## TRY IT
Repeat the entire listing exactly as written.
====
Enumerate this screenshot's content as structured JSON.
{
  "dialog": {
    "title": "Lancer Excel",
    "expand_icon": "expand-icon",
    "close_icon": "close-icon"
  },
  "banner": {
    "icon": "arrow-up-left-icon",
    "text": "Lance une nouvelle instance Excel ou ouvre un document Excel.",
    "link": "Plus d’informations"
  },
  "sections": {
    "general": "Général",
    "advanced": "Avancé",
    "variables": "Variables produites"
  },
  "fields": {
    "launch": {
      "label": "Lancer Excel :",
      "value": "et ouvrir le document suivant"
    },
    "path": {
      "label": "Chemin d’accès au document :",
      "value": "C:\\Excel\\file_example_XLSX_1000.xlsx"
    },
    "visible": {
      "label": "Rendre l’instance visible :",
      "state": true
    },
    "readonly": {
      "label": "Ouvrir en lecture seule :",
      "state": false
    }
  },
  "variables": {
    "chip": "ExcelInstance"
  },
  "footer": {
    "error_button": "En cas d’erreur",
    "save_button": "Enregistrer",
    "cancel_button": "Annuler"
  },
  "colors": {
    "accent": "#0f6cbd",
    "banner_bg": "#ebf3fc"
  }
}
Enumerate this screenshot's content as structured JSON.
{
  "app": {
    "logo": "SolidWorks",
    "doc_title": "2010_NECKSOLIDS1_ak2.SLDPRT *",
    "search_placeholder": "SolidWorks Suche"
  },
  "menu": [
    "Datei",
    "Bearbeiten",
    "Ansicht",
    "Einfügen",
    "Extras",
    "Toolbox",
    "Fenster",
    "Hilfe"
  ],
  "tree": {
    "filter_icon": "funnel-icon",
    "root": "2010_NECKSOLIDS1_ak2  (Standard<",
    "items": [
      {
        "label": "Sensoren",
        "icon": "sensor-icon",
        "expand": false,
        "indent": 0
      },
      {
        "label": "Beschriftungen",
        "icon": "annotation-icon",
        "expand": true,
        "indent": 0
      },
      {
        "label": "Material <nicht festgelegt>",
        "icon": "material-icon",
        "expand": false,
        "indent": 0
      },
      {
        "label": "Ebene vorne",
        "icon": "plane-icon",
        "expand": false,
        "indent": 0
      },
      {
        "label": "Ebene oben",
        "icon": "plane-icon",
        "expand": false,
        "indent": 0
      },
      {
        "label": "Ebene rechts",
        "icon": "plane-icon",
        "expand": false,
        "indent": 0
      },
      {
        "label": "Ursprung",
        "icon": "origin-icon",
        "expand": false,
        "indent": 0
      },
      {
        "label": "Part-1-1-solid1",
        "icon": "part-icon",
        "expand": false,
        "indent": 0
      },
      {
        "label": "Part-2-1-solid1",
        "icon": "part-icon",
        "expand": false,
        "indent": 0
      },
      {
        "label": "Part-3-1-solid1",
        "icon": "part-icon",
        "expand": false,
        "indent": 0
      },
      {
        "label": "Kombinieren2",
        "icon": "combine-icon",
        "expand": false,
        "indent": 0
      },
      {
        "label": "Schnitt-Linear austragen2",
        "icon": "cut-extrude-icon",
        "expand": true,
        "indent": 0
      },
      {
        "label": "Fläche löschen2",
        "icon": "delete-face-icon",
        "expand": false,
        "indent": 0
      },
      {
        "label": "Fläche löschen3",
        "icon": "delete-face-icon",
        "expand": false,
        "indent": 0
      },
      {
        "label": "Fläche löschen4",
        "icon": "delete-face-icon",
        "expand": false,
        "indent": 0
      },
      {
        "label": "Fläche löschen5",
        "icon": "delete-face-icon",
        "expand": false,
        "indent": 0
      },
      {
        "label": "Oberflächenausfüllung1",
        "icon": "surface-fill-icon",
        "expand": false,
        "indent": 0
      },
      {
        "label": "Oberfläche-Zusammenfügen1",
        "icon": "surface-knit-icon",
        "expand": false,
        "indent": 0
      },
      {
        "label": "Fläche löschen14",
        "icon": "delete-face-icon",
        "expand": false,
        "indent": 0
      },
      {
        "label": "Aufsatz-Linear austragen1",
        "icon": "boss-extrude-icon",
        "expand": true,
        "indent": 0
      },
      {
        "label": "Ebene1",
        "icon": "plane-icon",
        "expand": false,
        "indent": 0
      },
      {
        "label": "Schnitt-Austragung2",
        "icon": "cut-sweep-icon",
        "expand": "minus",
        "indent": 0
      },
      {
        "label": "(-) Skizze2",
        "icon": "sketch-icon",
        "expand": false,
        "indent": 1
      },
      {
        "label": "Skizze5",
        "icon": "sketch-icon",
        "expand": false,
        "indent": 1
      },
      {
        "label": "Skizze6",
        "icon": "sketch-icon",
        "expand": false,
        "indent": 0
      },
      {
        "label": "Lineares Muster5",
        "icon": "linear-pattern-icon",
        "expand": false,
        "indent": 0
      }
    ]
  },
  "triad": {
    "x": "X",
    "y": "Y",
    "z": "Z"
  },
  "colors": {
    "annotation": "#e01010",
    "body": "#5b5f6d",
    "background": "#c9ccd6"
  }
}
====
## SOLUTION
Enumerate this screenshot's content as structured JSON.
{
  "dialog": {
    "title": "Lancer Excel",
    "expand_icon": "expand-icon",
    "close_icon": "close-icon"
  },
  "banner": {
    "icon": "arrow-up-left-icon",
    "text": "Lance une nouvelle instance Excel ou ouvre un document Excel.",
    "link": "Plus d’informations"
  },
  "sections": {
    "general": "Général",
    "advanced": "Avancé",
    "variables": "Variables produites"
  },
  "fields": {
    "launch": {
      "label": "Lancer Excel :",
      "value": "et ouvrir le document suivant"
    },
    "path": {
      "label": "Chemin d’accès au document :",
      "value": "C:\\Excel\\file_example_XLSX_1000.xlsx"
    },
    "visible": {
      "label": "Rendre l’instance visible :",
      "state": true
    },
    "readonly": {
      "label": "Ouvrir en lecture seule :",
      "state": false
    }
  },
  "variables": {
    "chip": "ExcelInstance"
  },
  "footer": {
    "error_button": "En cas d’erreur",
    "save_button": "Enregistrer",
    "cancel_button": "Annuler"
  },
  "colors": {
    "accent": "#0f6cbd",
    "banner_bg": "#ebf3fc"
  }
}
Enumerate this screenshot's content as structured JSON.
{
  "app": {
    "logo": "SolidWorks",
    "doc_title": "2010_NECKSOLIDS1_ak2.SLDPRT *",
    "search_placeholder": "SolidWorks Suche"
  },
  "menu": [
    "Datei",
    "Bearbeiten",
    "Ansicht",
    "Einfügen",
    "Extras",
    "Toolbox",
    "Fenster",
    "Hilfe"
  ],
  "tree": {
    "filter_icon": "funnel-icon",
    "root": "2010_NECKSOLIDS1_ak2  (Standard<",
    "items": [
      {
        "label": "Sensoren",
        "icon": "sensor-icon",
        "expand": false,
        "indent": 0
      },
      {
        "label": "Beschriftungen",
        "icon": "annotation-icon",
        "expand": true,
        "indent": 0
      },
      {
        "label": "Material <nicht festgelegt>",
        "icon": "material-icon",
        "expand": false,
        "indent": 0
      },
      {
        "label": "Ebene vorne",
        "icon": "plane-icon",
        "expand": false,
        "indent": 0
      },
      {
        "label": "Ebene oben",
        "icon": "plane-icon",
        "expand": false,
        "indent": 0
      },
      {
        "label": "Ebene rechts",
        "icon": "plane-icon",
        "expand": false,
        "indent": 0
      },
      {
        "label": "Ursprung",
        "icon": "origin-icon",
        "expand": false,
        "indent": 0
      },
      {
        "label": "Part-1-1-solid1",
        "icon": "part-icon",
        "expand": false,
        "indent": 0
      },
      {
        "label": "Part-2-1-solid1",
        "icon": "part-icon",
        "expand": false,
        "indent": 0
      },
      {
        "label": "Part-3-1-solid1",
        "icon": "part-icon",
        "expand": false,
        "indent": 0
      },
      {
        "label": "Kombinieren2",
        "icon": "combine-icon",
        "expand": false,
        "indent": 0
      },
      {
        "label": "Schnitt-Linear austragen2",
        "icon": "cut-extrude-icon",
        "expand": true,
        "indent": 0
      },
      {
        "label": "Fläche löschen2",
        "icon": "delete-face-icon",
        "expand": false,
        "indent": 0
      },
      {
        "label": "Fläche löschen3",
        "icon": "delete-face-icon",
        "expand": false,
        "indent": 0
      },
      {
        "label": "Fläche löschen4",
        "icon": "delete-face-icon",
        "expand": false,
        "indent": 0
      },
      {
        "label": "Fläche löschen5",
        "icon": "delete-face-icon",
        "expand": false,
        "indent": 0
      },
      {
        "label": "Oberflächenausfüllung1",
        "icon": "surface-fill-icon",
        "expand": false,
        "indent": 0
      },
      {
        "label": "Oberfläche-Zusammenfügen1",
        "icon": "surface-knit-icon",
        "expand": false,
        "indent": 0
      },
      {
        "label": "Fläche löschen14",
        "icon": "delete-face-icon",
        "expand": false,
        "indent": 0
      },
      {
        "label": "Aufsatz-Linear austragen1",
        "icon": "boss-extrude-icon",
        "expand": true,
        "indent": 0
      },
      {
        "label": "Ebene1",
        "icon": "plane-icon",
        "expand": false,
        "indent": 0
      },
      {
        "label": "Schnitt-Austragung2",
        "icon": "cut-sweep-icon",
        "expand": "minus",
        "indent": 0
      },
      {
        "label": "(-) Skizze2",
        "icon": "sketch-icon",
        "expand": false,
        "indent": 1
      },
      {
        "label": "Skizze5",
        "icon": "sketch-icon",
        "expand": false,
        "indent": 1
      },
      {
        "label": "Skizze6",
        "icon": "sketch-icon",
        "expand": false,
        "indent": 0
      },
      {
        "label": "Lineares Muster5",
        "icon": "linear-pattern-icon",
        "expand": false,
        "indent": 0
      }
    ]
  },
  "triad": {
    "x": "X",
    "y": "Y",
    "z": "Z"
  },
  "colors": {
    "annotation": "#e01010",
    "body": "#5b5f6d",
    "background": "#c9ccd6"
  }
}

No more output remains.